There are many ways to experience the
North Coast 500
, all likely to be memorable. We whizzed around it in 24 hours, deadline of a flight home from Inverness looming. PHers in the thread after our story were pondering the merits of doing it on a superbike. And adventure cyclist
is setting off this morning to do it on a push bike. Fair play to him but we'll stick to something with an engine.
This has to be an agreeable way to travel...
What though? For this special Spotted we took a fictional £30K and considered two very different conveyances for enjoying the best of what northern Scotland has to offer. First, the back to basics option...
Caterhams, Ariels and similar were all discussed in the office and then Nikolai stumbled across this rather fetching Morgan 4/4 which rather nicely combines traditional British sports car fun in a package that doesn't skimp on character or comfort. Goes without saying appreciating the views is all the easier without the roof so it's got that nailed and, for ultimate credibility, it should probably be tackled with the windscreen removed, the aero screens in place and sans doors.
OK, it's not going to be the fastest vehicle point to point but this is all about the experience, right? And you need time to soak up the scenery. This is a really smart looking car and small enough to be fun on the singletrack roads that make up a significant proportion of the route. Imagining the views framed by the sweep of the wings and the leather strapped and louvred bonnet sounds ideal. And when the driving is done park it up by the beach at Clachtoll or Durness, pitch your tent and enjoy the sun set over the sea accompanied by the single malt of your choosing. Sounds good, right?
Then again maybe wind in the hair is overrated?
Or how about a very different approach? The whole idea of the route is to show off the tourism and gastronomy of the region and while you won't find a whole lot of that in John O'Groats there are plenty of swanky boutique hotels where the crunch of Bentley's tyres on the gravel driveway would seem an appropriate way to arrive.

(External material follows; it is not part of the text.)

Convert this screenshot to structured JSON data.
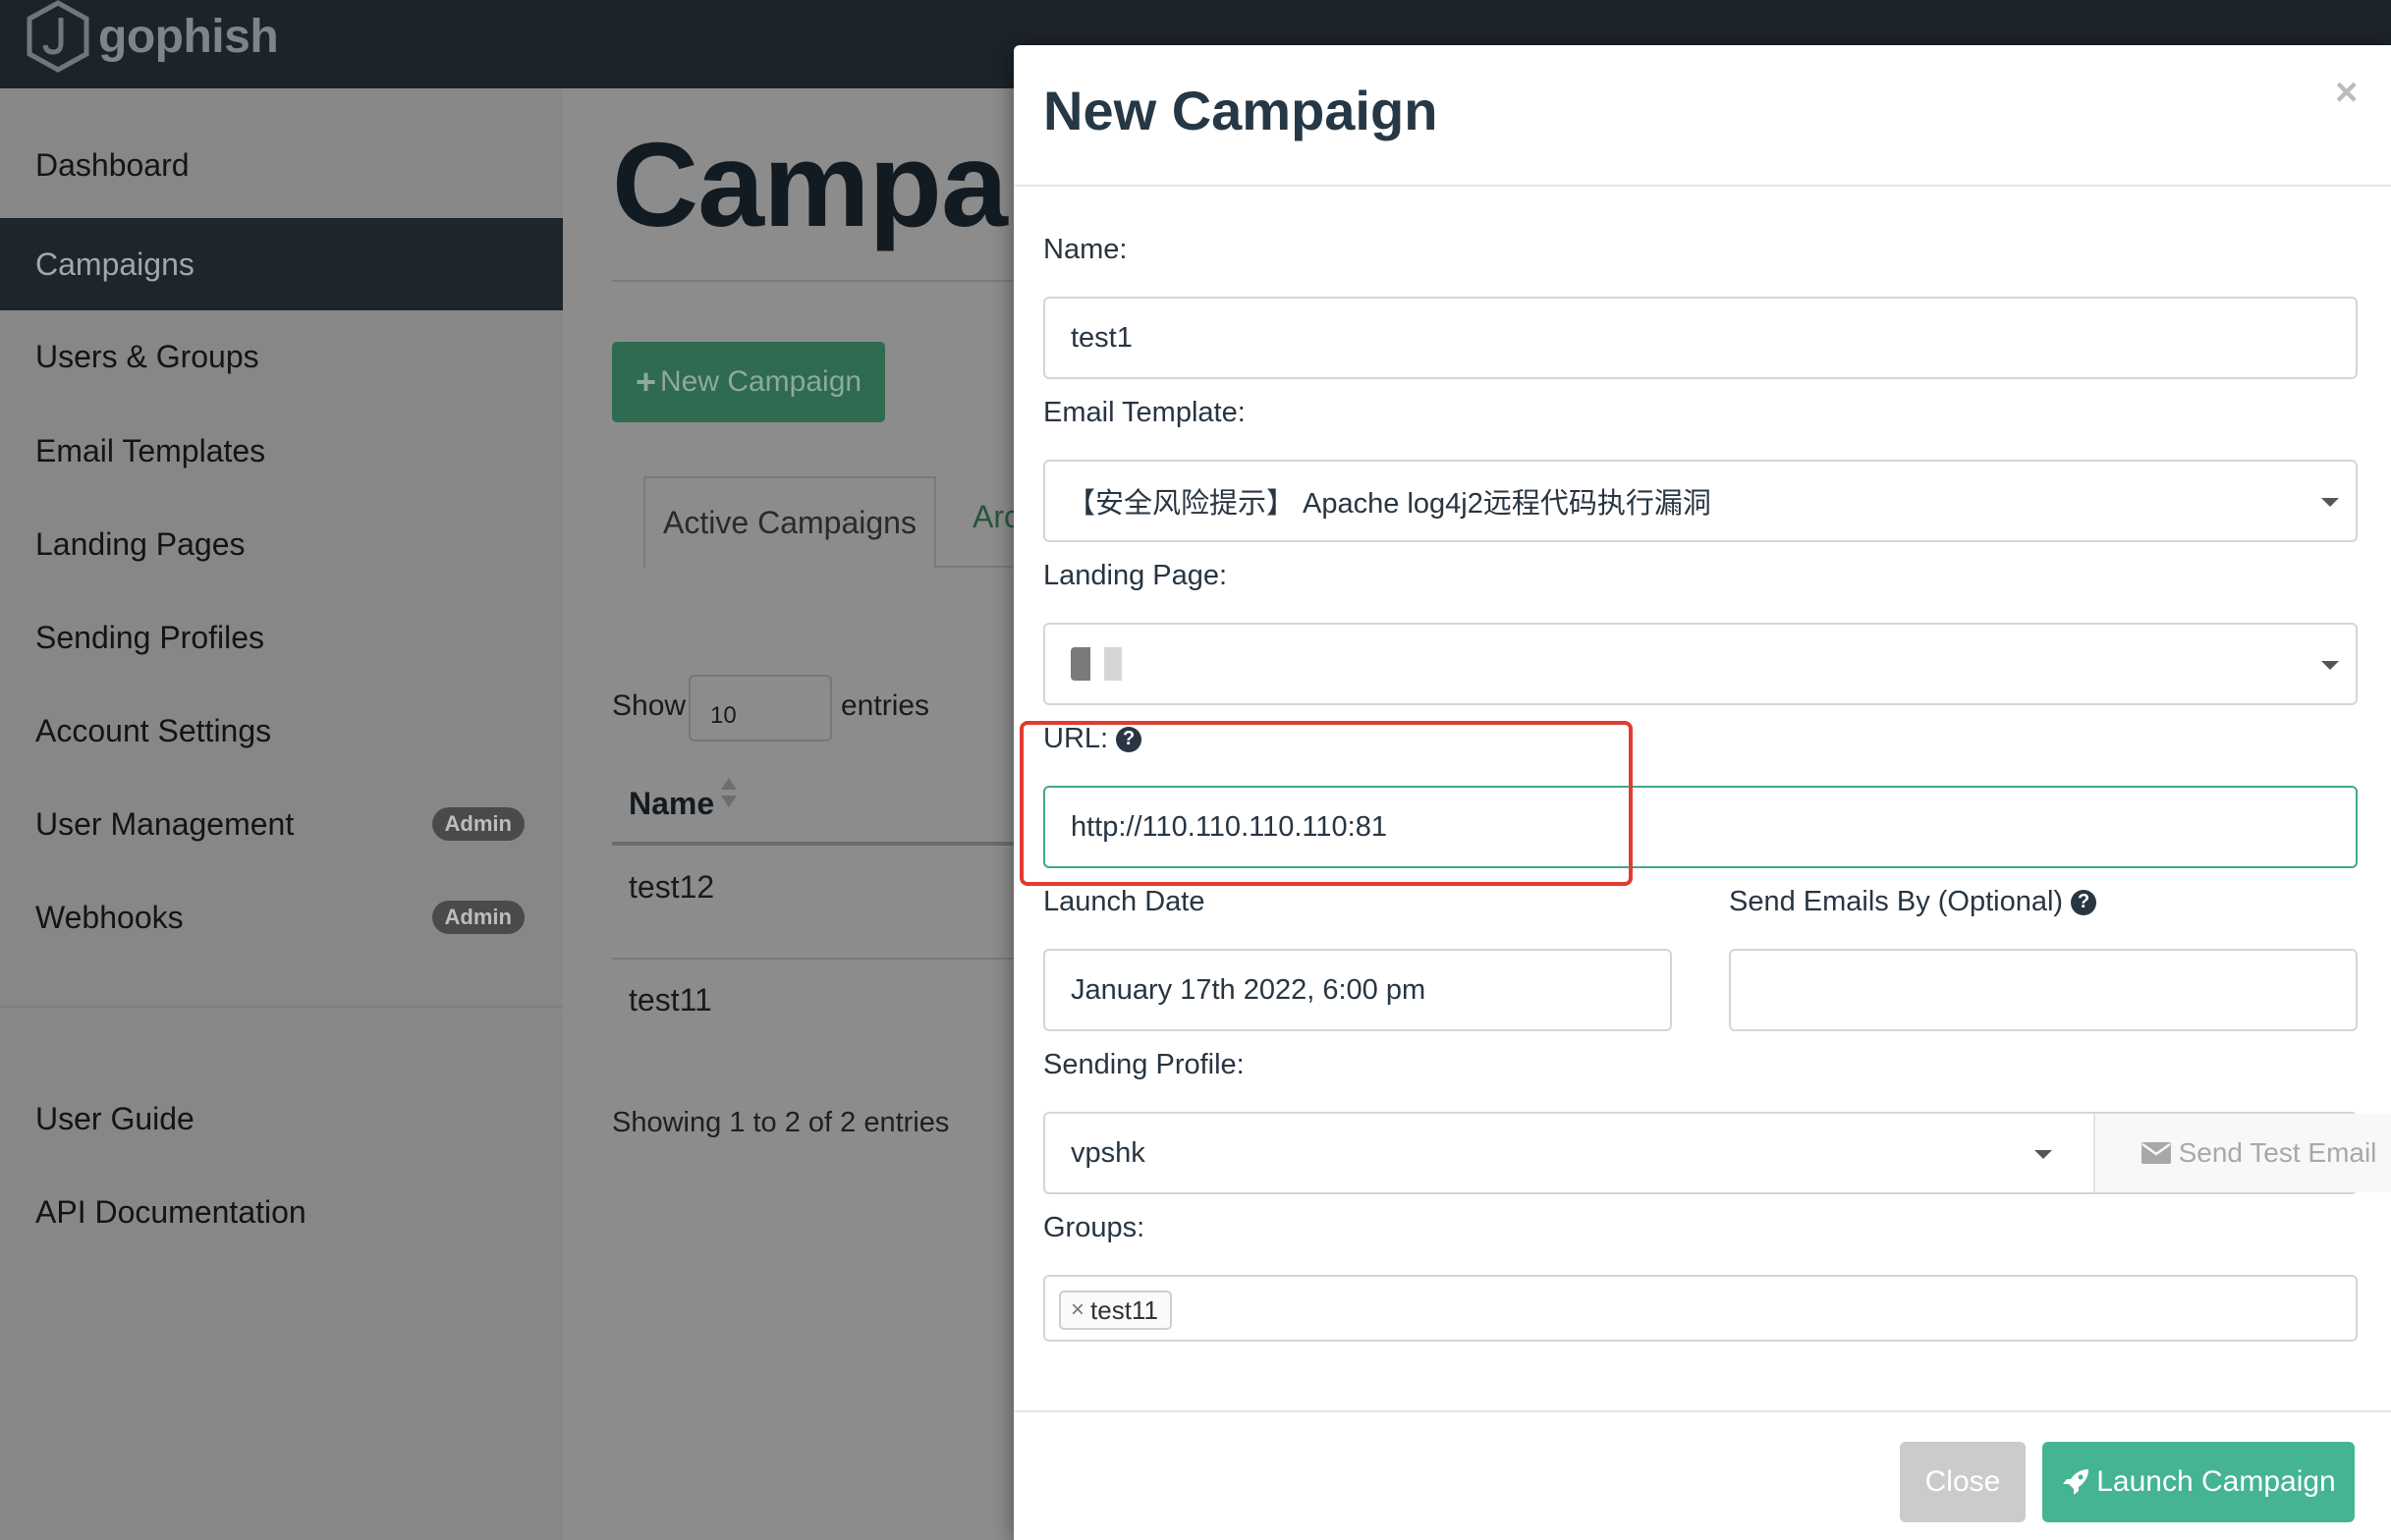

Isn't it a bit of a barge though? Well for the singletrack bits the soft ride, raised sightline and ... assertive presence mean you'll probably take precedence at passing points. And you can't go especially quickly so you may as well do it luxuriously. And when the roads open out into the more flowing, wider and more accommodating sections you'll be able to appreciate making some progress at waft factor nine, delicately threading the Bentley through the turns with the slender steering wheel nipped between forefinger and thumb while the 400hp turbocharged V8 makes short work of any dawdling camper vans. Inspired? Check out our Bentley Arnage T Buying Guide here. It even comes with his'n'hers brollies in the boot. Well, it is Scotland. Just make sure you plan your fuel stops carefully...
So which is it to be? Details and ads for both cars below - let us know which you'd pick.
Bentley Arnage R
Engine: 6,750cc V8
Transmission: 4-speed automatic, rear-wheel drive
Power (hp): 405@4,000rpm
Torque (lb ft): 616@3,250rpm
MPG: 13.7mpg (NEDC combined)
First registered: 2002
Recorded mileage: 68,000
Price new: c. £160,000
See the original ad here.
Engine: 1,595cc, inline-four
Transmission: 5-speed manual, rear-wheel drive
Power (hp): 112@6,000rpm
Torque (lb ft): 97@ 5,900rpm
MPG: 44.1mpg (NEDC combined)
First registered: 2009
Recorded mileage: 13,000
Price new: £33,075
See the original ad here.